Defendant's argument is without merit. In Abdul Wali, the Second Circuit imposed this higher burden where the preliminary injunction plaintiffs sought was not merely to maintain the status quo, but for "substantially all of the relief they ultimately seek." 754 F.2d at 1025-26. This is not the case here. To grant the preliminary injunction will not afford plaintiffs substantially all the relief they seek on the merits. While a preliminary injunction would allow the infant plaintiffs to attend and remain in school without being immunized, plaintiffs will have to prevail on their request for a permanent injunction for the infant plaintiffs to continue thereafter in school without being immunized.
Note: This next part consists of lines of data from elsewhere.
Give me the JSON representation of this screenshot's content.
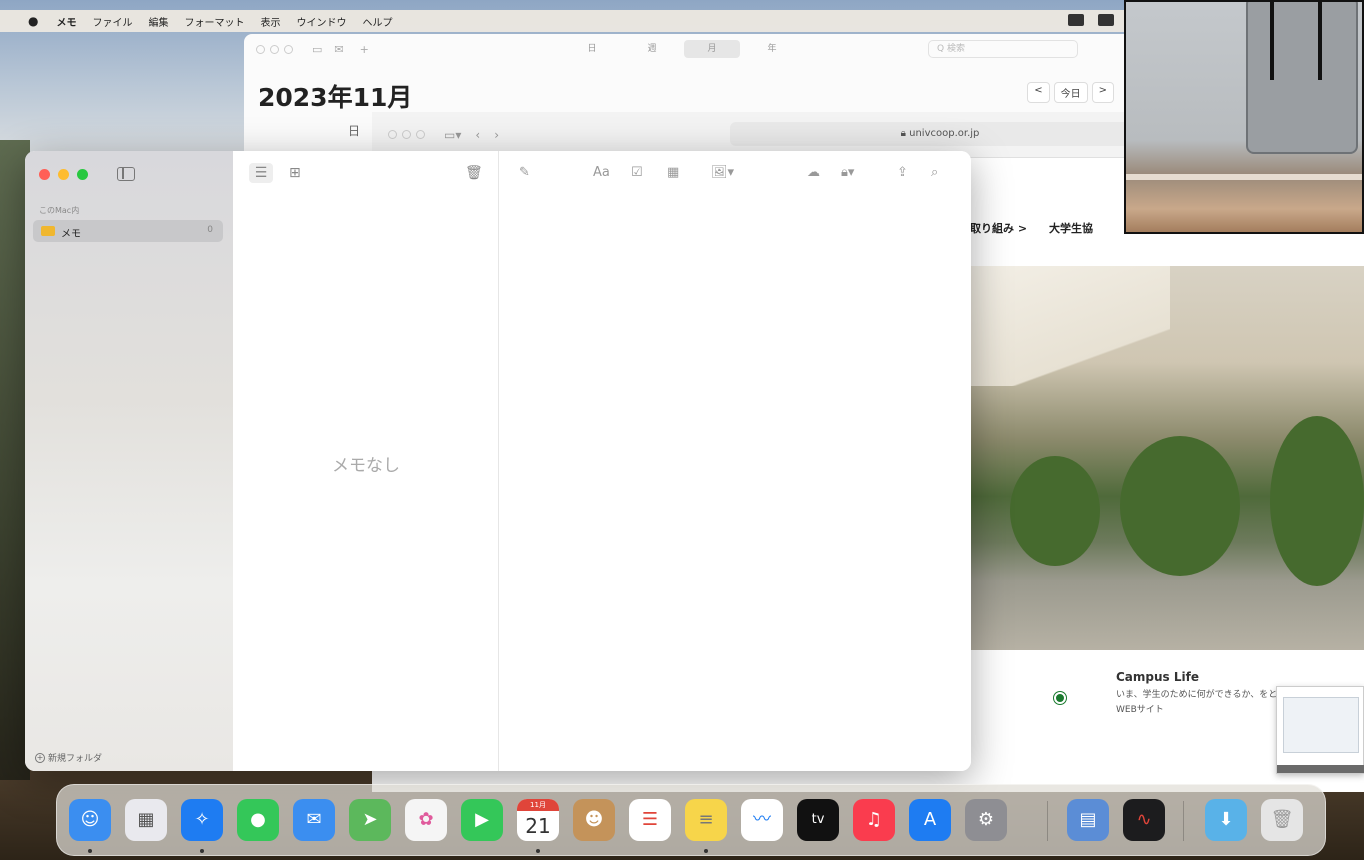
{
  "menubar": {
    "apple": "",
    "app_name": "メモ",
    "items": [
      "ファイル",
      "編集",
      "フォーマット",
      "表示",
      "ウインドウ",
      "ヘルプ"
    ]
  },
  "calendar_window": {
    "new_event": "+",
    "views": [
      "日",
      "週",
      "月",
      "年"
    ],
    "active_view": "月",
    "search_placeholder": "Q 検索",
    "title": "2023年11月",
    "today": "今日",
    "prev": "<",
    "next": ">",
    "day_label": "日"
  },
  "safari_window": {
    "url": "univcoop.or.jp",
    "nav_items": [
      "取り組み >",
      "大学生協"
    ],
    "campus_card": {
      "title": "Campus Life",
      "text": "いま、学生のために何ができるか、をともに考えるWEBサイト"
    }
  },
  "notes_window": {
    "sidebar": {
      "section": "このMac内",
      "folder_label": "メモ",
      "folder_count": "0",
      "new_folder": "新規フォルダ"
    },
    "list": {
      "empty_text": "メモなし"
    },
    "editor_toolbar": {
      "format": "Aa"
    }
  },
  "dock": {
    "items": [
      {
        "name": "finder-icon",
        "color": "#3b8ef0"
      },
      {
        "name": "launchpad-icon",
        "color": "#e9e9ee"
      },
      {
        "name": "safari-icon",
        "color": "#1e7cf2"
      },
      {
        "name": "messages-icon",
        "color": "#34c759"
      },
      {
        "name": "mail-icon",
        "color": "#3b8ef0"
      },
      {
        "name": "maps-icon",
        "color": "#5cb85c"
      },
      {
        "name": "photos-icon",
        "color": "#f5f5f5"
      },
      {
        "name": "facetime-icon",
        "color": "#34c759"
      },
      {
        "name": "calendar-icon",
        "color": "#ffffff"
      },
      {
        "name": "contacts-icon",
        "color": "#c4935a"
      },
      {
        "name": "reminders-icon",
        "color": "#ffffff"
      },
      {
        "name": "notes-icon",
        "color": "#f7d54a"
      },
      {
        "name": "freeform-icon",
        "color": "#ffffff"
      },
      {
        "name": "appletv-icon",
        "color": "#111111"
      },
      {
        "name": "music-icon",
        "color": "#fa3c4e"
      },
      {
        "name": "appstore-icon",
        "color": "#1e7cf2"
      },
      {
        "name": "settings-icon",
        "color": "#8e8e93"
      },
      {
        "name": "preview-icon",
        "color": "#5b8dd6"
      },
      {
        "name": "voicememos-icon",
        "color": "#1c1c1e"
      },
      {
        "name": "downloads-folder-icon",
        "color": "#59b2e8"
      },
      {
        "name": "trash-icon",
        "color": "#e5e5e5"
      }
    ],
    "calendar_month": "11月",
    "calendar_day": "21",
    "appletv_label": "tv"
  }
}
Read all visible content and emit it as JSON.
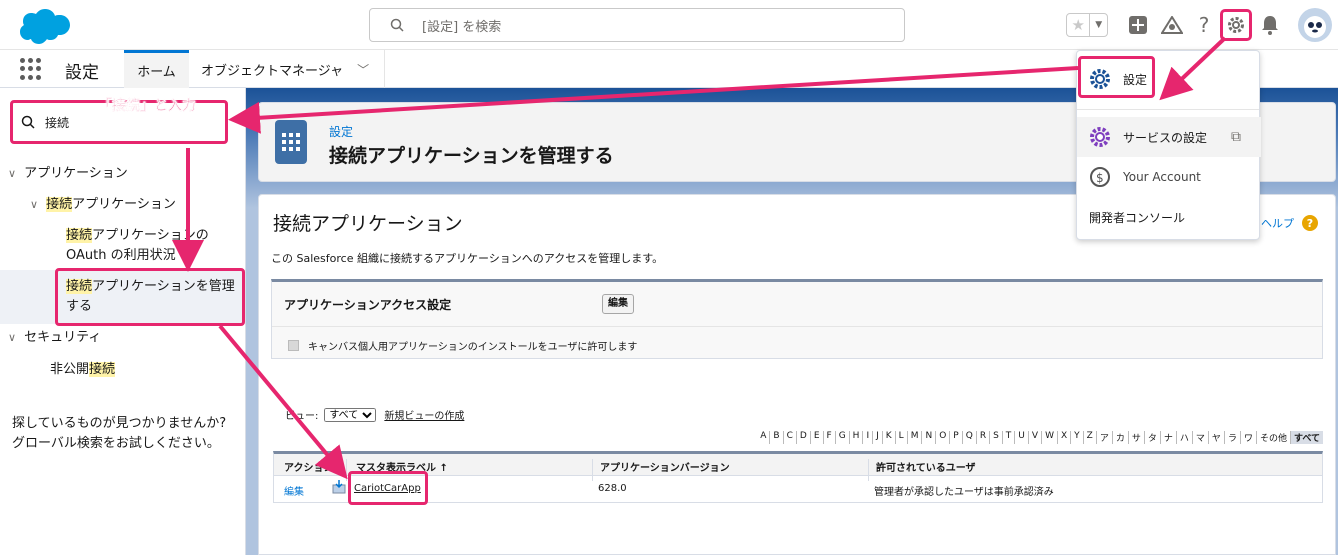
{
  "header": {
    "search_placeholder": "[設定] を検索"
  },
  "nav": {
    "app_name": "設定",
    "tabs": [
      {
        "label": "ホーム"
      },
      {
        "label": "オブジェクトマネージャ"
      }
    ]
  },
  "sidebar": {
    "quickfind_value": "接続",
    "tree": {
      "applications": "アプリケーション",
      "connected_apps": {
        "hl": "接続",
        "rest": "アプリケーション"
      },
      "oauth_usage": {
        "hl": "接続",
        "rest1": "アプリケーションの",
        "rest2": "OAuth の利用状況"
      },
      "manage_connected_apps": {
        "hl": "接続",
        "rest1": "アプリケーションを管理",
        "rest2": "する"
      },
      "security": "セキュリティ",
      "private_connect": {
        "pre": "非公開",
        "hl": "接続"
      }
    },
    "not_found": "探しているものが見つかりませんか? グローバル検索をお試しください。"
  },
  "page_header": {
    "breadcrumb": "設定",
    "title": "接続アプリケーションを管理する"
  },
  "main": {
    "title": "接続アプリケーション",
    "help_link": "このページのヘルプ",
    "help_visible": "ジのヘルプ",
    "description": "この Salesforce 組織に接続するアプリケーションへのアクセスを管理します。",
    "section": {
      "title": "アプリケーションアクセス設定",
      "edit_button": "編集",
      "checkbox_label": "キャンバス個人用アプリケーションのインストールをユーザに許可します"
    },
    "view": {
      "label": "ビュー:",
      "selected": "すべて",
      "new_view": "新規ビューの作成"
    },
    "alpha_filter": [
      "A",
      "B",
      "C",
      "D",
      "E",
      "F",
      "G",
      "H",
      "I",
      "J",
      "K",
      "L",
      "M",
      "N",
      "O",
      "P",
      "Q",
      "R",
      "S",
      "T",
      "U",
      "V",
      "W",
      "X",
      "Y",
      "Z",
      "ア",
      "カ",
      "サ",
      "タ",
      "ナ",
      "ハ",
      "マ",
      "ヤ",
      "ラ",
      "ワ",
      "その他",
      "すべて"
    ],
    "table": {
      "headers": [
        "アクション",
        "マスタ表示ラベル ↑",
        "アプリケーションバージョン",
        "許可されているユーザ"
      ],
      "rows": [
        {
          "action": "編集",
          "label": "CariotCarApp",
          "version": "628.0",
          "permitted": "管理者が承認したユーザは事前承認済み"
        }
      ]
    }
  },
  "setup_menu": {
    "items": [
      {
        "label": "設定"
      },
      {
        "label": "サービスの設定"
      },
      {
        "label": "Your Account"
      },
      {
        "label": "開発者コンソール"
      }
    ]
  },
  "annotation": {
    "callout": "「接続」と入力"
  },
  "colors": {
    "accent": "#e6266e",
    "brand": "#0176d3",
    "band": "#1b5297"
  }
}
Defendant properly does not contend that plaintiffs cannot show irreparable harm. As the Supreme Court has stated: "The loss of First Amendment freedoms, for even minimal periods of time, unquestionably constitutes irreparable injury." Elrod v. Burns, 427 U.S. 347, 373, 49 L. Ed. 2d 547, 96 S. Ct. 2673 (1976); see also Deeper Life, 852 F.2d at 679. Accordingly, plaintiffs meet this requirement for a preliminary injunction.
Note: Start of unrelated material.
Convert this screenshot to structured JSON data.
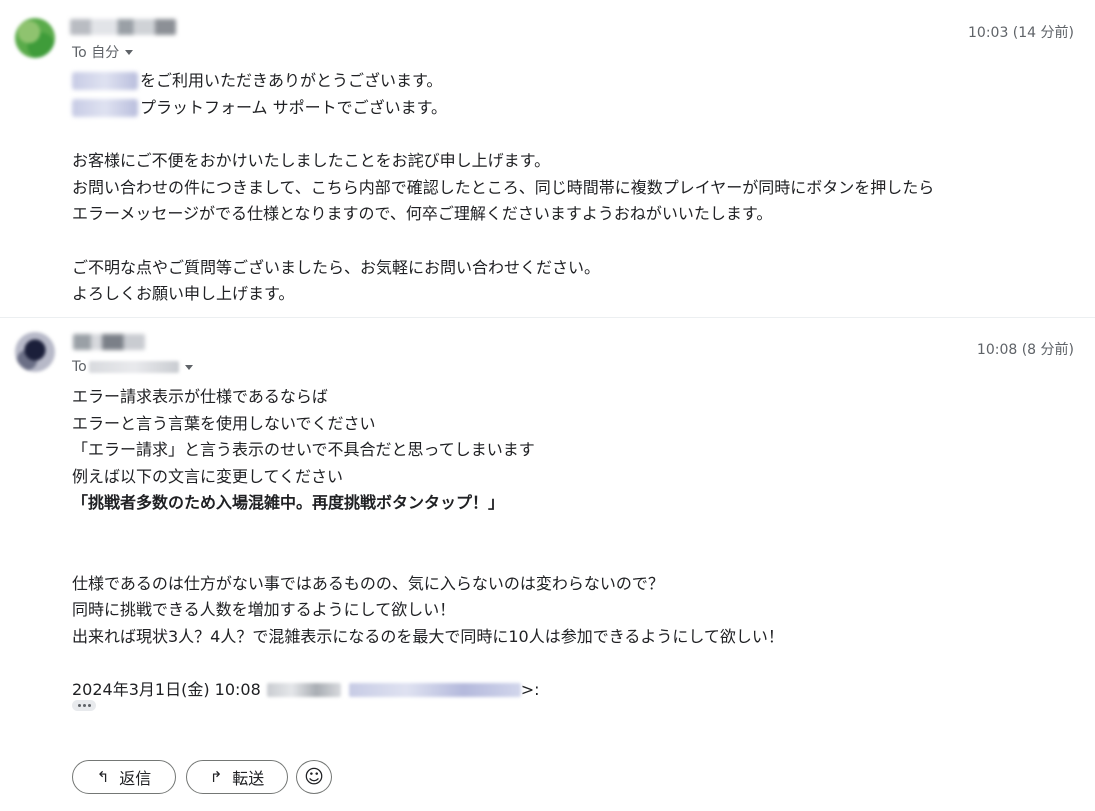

Before a discussion of the merits, the Court notes that in Sherr v. Northport-East Northport Union Free School Dist., 672 F. Supp. 81 (E.D.N.Y. 1987), this Court declared that the predecessor of § 2164(9) violated both the establishment and free exercise clauses of the First Amendment. The earlier version of § 2164(9) required that the parent or guardian seeking the exception be a "bona fide member of a recognized religious organization" whose doctrines oppose such immunizations. In response to this Court's Sherr decision, the New York legislature amended § 2164(9) to require that the parent or guardian "hold genuine and sincere religious beliefs which are contrary to the practices herein required." Because the statutory exception is for persons whose opposition to immunizations stems from religious beliefs, it does not extend to persons whose views are founded upon, for instance, "medical or purely moral considerations," Sherr, 672 F. Supp. at 92, "scientific and secular theories," or "philosophical and personal" beliefs. Mason v. General Brown Cent. School Dist., 851 F.2d 47, 51-52 (2d Cir. 1988). Thus, this Court must first determine whether plaintiffs' purported beliefs are "religious." Only if they are, then this Court must determine whether those beliefs are genuinely and sincerely held. Moreover, the Court is mindful that attempts to ascertain the sincerity of claims of religious belief must be undertaken with extreme caution. See International Society for Krishna Consciousness, Inc. v. Barber 650 F.2d 430, 441 (2d Cir. 1981). In Barber, the Second Circuit observed:
Sincerity analysis seeks to determine the subjective good faith of an adherent. . . . The goal, of course, is to protect only those beliefs which are held as a matter of conscience. Human nature being what it is, however, it is frequently difficult to separate this inquiry from a forbidden one involving the verity of the underlying belief.